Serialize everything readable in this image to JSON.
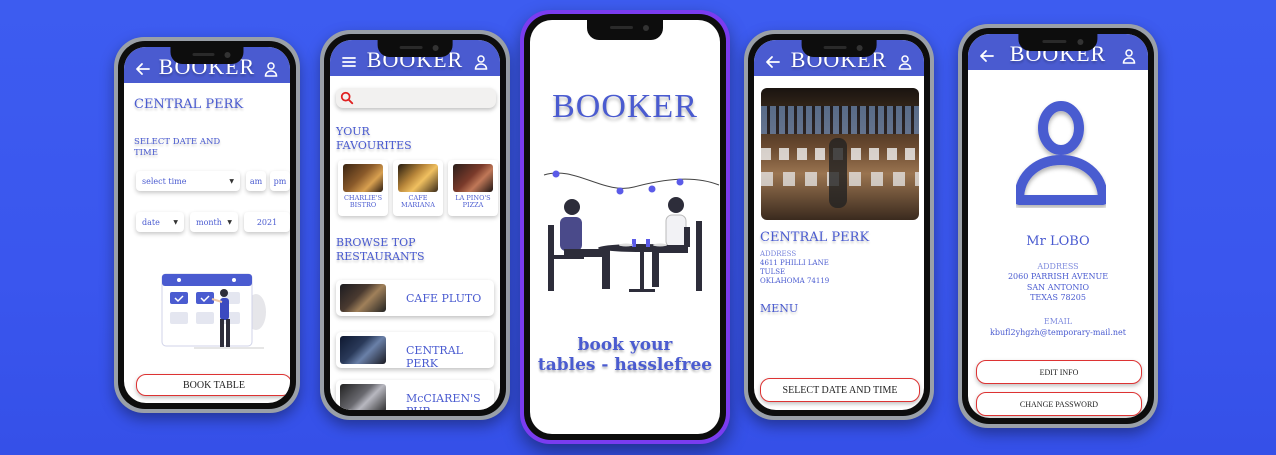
{
  "app_title": "BOOKER",
  "screen1": {
    "restaurant": "CENTRAL PERK",
    "select_label_1": "SELECT DATE AND",
    "select_label_2": "TIME",
    "time_placeholder": "select time",
    "am": "am",
    "pm": "pm",
    "date": "date",
    "month": "month",
    "year": "2021",
    "book_button": "BOOK TABLE"
  },
  "screen2": {
    "favourites_title_1": "YOUR",
    "favourites_title_2": "FAVOURITES",
    "favourites": [
      {
        "line1": "CHARLIE'S",
        "line2": "BISTRO"
      },
      {
        "line1": "CAFE",
        "line2": "MARIANA"
      },
      {
        "line1": "LA PINO'S",
        "line2": "PIZZA"
      }
    ],
    "browse_title_1": "BROWSE TOP",
    "browse_title_2": "RESTAURANTS",
    "restaurants": [
      "CAFE PLUTO",
      "CENTRAL PERK",
      "McCIAREN'S PUB"
    ]
  },
  "screen3": {
    "tagline_1": "book your",
    "tagline_2": "tables - hasslefree"
  },
  "screen4": {
    "restaurant": "CENTRAL PERK",
    "address_label": "ADDRESS",
    "address_1": "4611 PHILLI LANE",
    "address_2": "TULSE",
    "address_3": "OKLAHOMA 74119",
    "menu_label": "MENU",
    "select_button": "SELECT DATE AND TIME"
  },
  "screen5": {
    "name": "Mr LOBO",
    "address_label": "ADDRESS",
    "address_1": "2060 PARRISH AVENUE",
    "address_2": "SAN ANTONIO",
    "address_3": "TEXAS 78205",
    "email_label": "EMAIL",
    "email": "kbufl2yhgzh@temporary-mail.net",
    "edit_button": "EDIT INFO",
    "password_button": "CHANGE PASSWORD"
  },
  "colors": {
    "background": "#3d5cf0",
    "brand": "#4a5bd0",
    "button_border": "#dd3333"
  }
}
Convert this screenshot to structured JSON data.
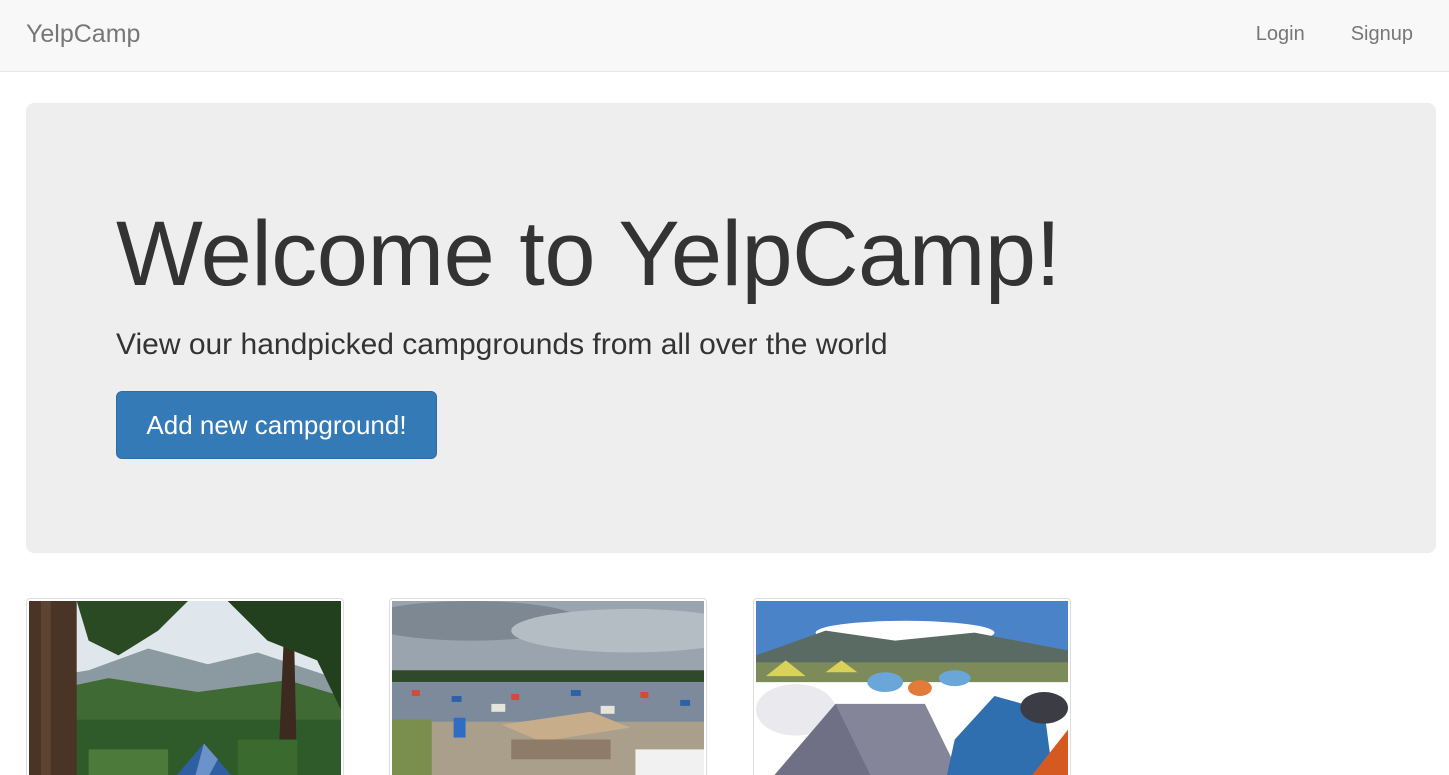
{
  "navbar": {
    "brand": "YelpCamp",
    "links": [
      {
        "label": "Login"
      },
      {
        "label": "Signup"
      }
    ]
  },
  "jumbotron": {
    "title": "Welcome to YelpCamp!",
    "subtitle": "View our handpicked campgrounds from all over the world",
    "button_label": "Add new campground!"
  },
  "colors": {
    "primary": "#337ab7",
    "navbar_bg": "#f8f8f8",
    "jumbotron_bg": "#eeeeee"
  }
}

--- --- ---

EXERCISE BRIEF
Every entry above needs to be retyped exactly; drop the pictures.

RESPONSE
Serialize everything readable in this image to JSON.
{
  "app_title": "BOOKER",
  "screen1": {
    "restaurant": "CENTRAL PERK",
    "select_label_1": "SELECT DATE AND",
    "select_label_2": "TIME",
    "time_placeholder": "select time",
    "am": "am",
    "pm": "pm",
    "date": "date",
    "month": "month",
    "year": "2021",
    "book_button": "BOOK TABLE"
  },
  "screen2": {
    "favourites_title_1": "YOUR",
    "favourites_title_2": "FAVOURITES",
    "favourites": [
      {
        "line1": "CHARLIE'S",
        "line2": "BISTRO"
      },
      {
        "line1": "CAFE",
        "line2": "MARIANA"
      },
      {
        "line1": "LA PINO'S",
        "line2": "PIZZA"
      }
    ],
    "browse_title_1": "BROWSE TOP",
    "browse_title_2": "RESTAURANTS",
    "restaurants": [
      "CAFE PLUTO",
      "CENTRAL PERK",
      "McCIAREN'S PUB"
    ]
  },
  "screen3": {
    "tagline_1": "book your",
    "tagline_2": "tables - hasslefree"
  },
  "screen4": {
    "restaurant": "CENTRAL PERK",
    "address_label": "ADDRESS",
    "address_1": "4611 PHILLI LANE",
    "address_2": "TULSE",
    "address_3": "OKLAHOMA 74119",
    "menu_label": "MENU",
    "select_button": "SELECT DATE AND TIME"
  },
  "screen5": {
    "name": "Mr LOBO",
    "address_label": "ADDRESS",
    "address_1": "2060 PARRISH AVENUE",
    "address_2": "SAN ANTONIO",
    "address_3": "TEXAS 78205",
    "email_label": "EMAIL",
    "email": "kbufl2yhgzh@temporary-mail.net",
    "edit_button": "EDIT INFO",
    "password_button": "CHANGE PASSWORD"
  },
  "colors": {
    "background": "#3d5cf0",
    "brand": "#4a5bd0",
    "button_border": "#dd3333"
  }
}
Convert this screenshot to structured JSON data.
{
  "navbar": {
    "brand": "YelpCamp",
    "links": [
      {
        "label": "Login"
      },
      {
        "label": "Signup"
      }
    ]
  },
  "jumbotron": {
    "title": "Welcome to YelpCamp!",
    "subtitle": "View our handpicked campgrounds from all over the world",
    "button_label": "Add new campground!"
  },
  "colors": {
    "primary": "#337ab7",
    "navbar_bg": "#f8f8f8",
    "jumbotron_bg": "#eeeeee"
  }
}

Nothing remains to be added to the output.